Gambling at casinos in Atlantic City has become a problem for people of all ages, but mainly among the elderly. Their marketing is focused toward this demographic and they try to create a seductive environment with bright lights, food and drink perks, and bus trips to the casinos pose a dangerous environment for some people.

Gambling addiction among older women, especially those who are retired, seems to be growing. It can be a severe problem for someone and their finances.

Neva Pryor, Executive Director of the Council on Compulsive Gambling of New Jersey, recently addressed this issue in a New York Times article. She said that sometimes older people gamble with money that they should be spending on medication, putting themselves in some desperate situations. Some people even become suicidal and do something as desperate as “drive out in traffic and get killed so families can collect insurance,” said Pryor.

It is said that men prefer games like blackjack and poker that require skill, whereas women are more drawn to games based on luck, like lottery tickets and slot machines. Typically, women start to gamble later in life. Sometimes, it occurs after a major life event, such as children leaving home or a spouse passing away.

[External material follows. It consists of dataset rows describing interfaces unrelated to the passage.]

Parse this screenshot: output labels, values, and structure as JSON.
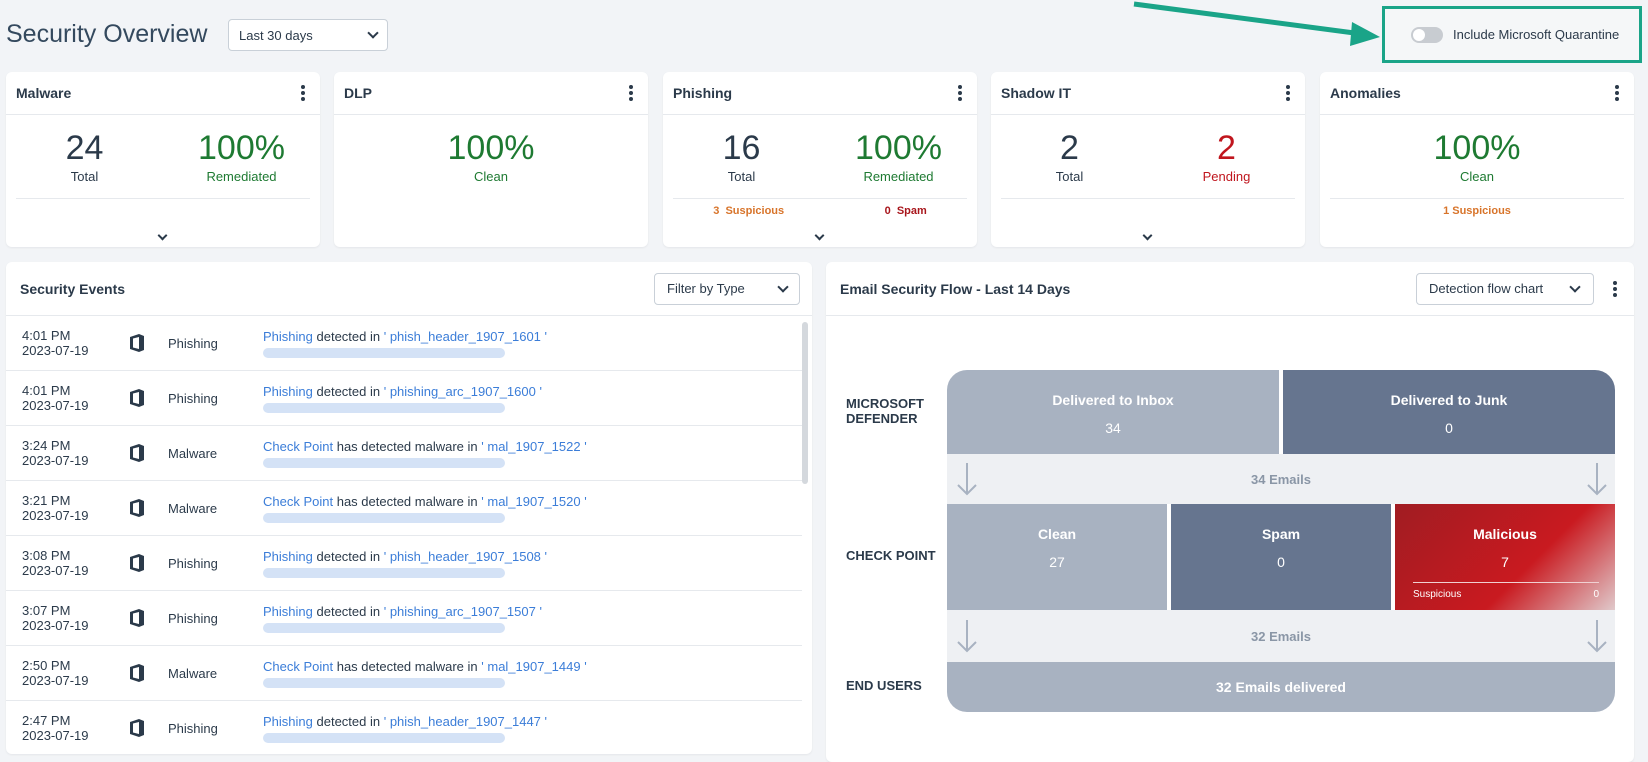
{
  "header": {
    "title": "Security Overview",
    "period": "Last 30 days",
    "toggle_label": "Include Microsoft Quarantine"
  },
  "colors": {
    "accent_teal": "#1aa488",
    "green": "#1e7a32",
    "red": "#c0161e",
    "orange": "#d8742a",
    "link": "#3b7dd8"
  },
  "cards": {
    "malware": {
      "title": "Malware",
      "total": "24",
      "total_label": "Total",
      "pct": "100%",
      "pct_label": "Remediated"
    },
    "dlp": {
      "title": "DLP",
      "pct": "100%",
      "pct_label": "Clean"
    },
    "phishing": {
      "title": "Phishing",
      "total": "16",
      "total_label": "Total",
      "pct": "100%",
      "pct_label": "Remediated",
      "suspicious_count": "3",
      "suspicious_label": "Suspicious",
      "spam_count": "0",
      "spam_label": "Spam"
    },
    "shadow_it": {
      "title": "Shadow IT",
      "total": "2",
      "total_label": "Total",
      "pending": "2",
      "pending_label": "Pending"
    },
    "anomalies": {
      "title": "Anomalies",
      "pct": "100%",
      "pct_label": "Clean",
      "suspicious": "1 Suspicious"
    }
  },
  "events": {
    "title": "Security Events",
    "filter": "Filter by Type",
    "rows": [
      {
        "time": "4:01 PM",
        "date": "2023-07-19",
        "type": "Phishing",
        "actor": "Phishing",
        "verb": "detected in",
        "target": "phish_header_1907_1601"
      },
      {
        "time": "4:01 PM",
        "date": "2023-07-19",
        "type": "Phishing",
        "actor": "Phishing",
        "verb": "detected in",
        "target": "phishing_arc_1907_1600"
      },
      {
        "time": "3:24 PM",
        "date": "2023-07-19",
        "type": "Malware",
        "actor": "Check Point",
        "verb": "has detected malware in",
        "target": "mal_1907_1522"
      },
      {
        "time": "3:21 PM",
        "date": "2023-07-19",
        "type": "Malware",
        "actor": "Check Point",
        "verb": "has detected malware in",
        "target": "mal_1907_1520"
      },
      {
        "time": "3:08 PM",
        "date": "2023-07-19",
        "type": "Phishing",
        "actor": "Phishing",
        "verb": "detected in",
        "target": "phish_header_1907_1508"
      },
      {
        "time": "3:07 PM",
        "date": "2023-07-19",
        "type": "Phishing",
        "actor": "Phishing",
        "verb": "detected in",
        "target": "phishing_arc_1907_1507"
      },
      {
        "time": "2:50 PM",
        "date": "2023-07-19",
        "type": "Malware",
        "actor": "Check Point",
        "verb": "has detected malware in",
        "target": "mal_1907_1449"
      },
      {
        "time": "2:47 PM",
        "date": "2023-07-19",
        "type": "Phishing",
        "actor": "Phishing",
        "verb": "detected in",
        "target": "phish_header_1907_1447"
      }
    ]
  },
  "flow": {
    "title": "Email Security Flow - Last 14 Days",
    "chart_select": "Detection flow chart",
    "labels": {
      "defender": "MICROSOFT DEFENDER",
      "checkpoint": "CHECK POINT",
      "end_users": "END USERS"
    },
    "inbox_label": "Delivered to Inbox",
    "inbox_value": "34",
    "junk_label": "Delivered to Junk",
    "junk_value": "0",
    "band1": "34 Emails",
    "clean_label": "Clean",
    "clean_value": "27",
    "spam_label": "Spam",
    "spam_value": "0",
    "malicious_label": "Malicious",
    "malicious_value": "7",
    "suspicious_label": "Suspicious",
    "suspicious_value": "0",
    "band2": "32 Emails",
    "delivered": "32 Emails delivered"
  }
}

It is easier than it seems for women to lose large sums of money, so much that it jeopardizes their futures. When retirement savings are tapped into, it is tough to build them back up. Some women turn to stealing money from friends, family, and work. In one such case, a woman went to jail for embezzling $18,000 from her church.

Problem gambling can even develop medical issues . One such issue is bladder complications due to sitting at the slot machines for too long without taking a break to go to the bathroom. Some evidence suggests that some medications geared toward older people contain side effects that increase the chances of addictive behavior, like gambling, such as dopamine used to treat Parkinsons.

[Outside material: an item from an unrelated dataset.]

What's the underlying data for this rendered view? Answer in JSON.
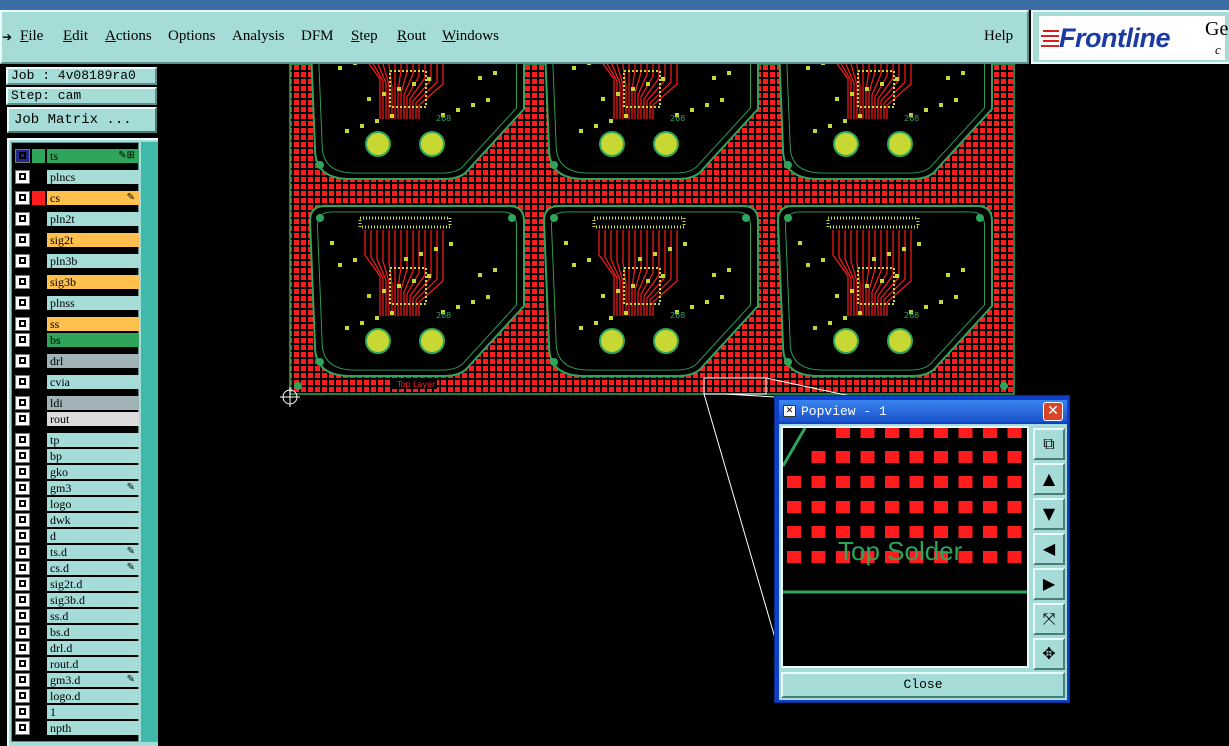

Pryor also said that people should protect themselves from potential gambling problems in retirement by managing not only their finances but how they plan to spend their newfound free time before they even stop working.

Pryor continued, “What people need to realize, is, they may win a little, but ultimately, the house always wins.”

If you or someone you know needs help with a gambling problem, call our 24/7 hotline at 1-800-GAMBLER. Otherwise, text “800GAMBLER” to 53342 for more information.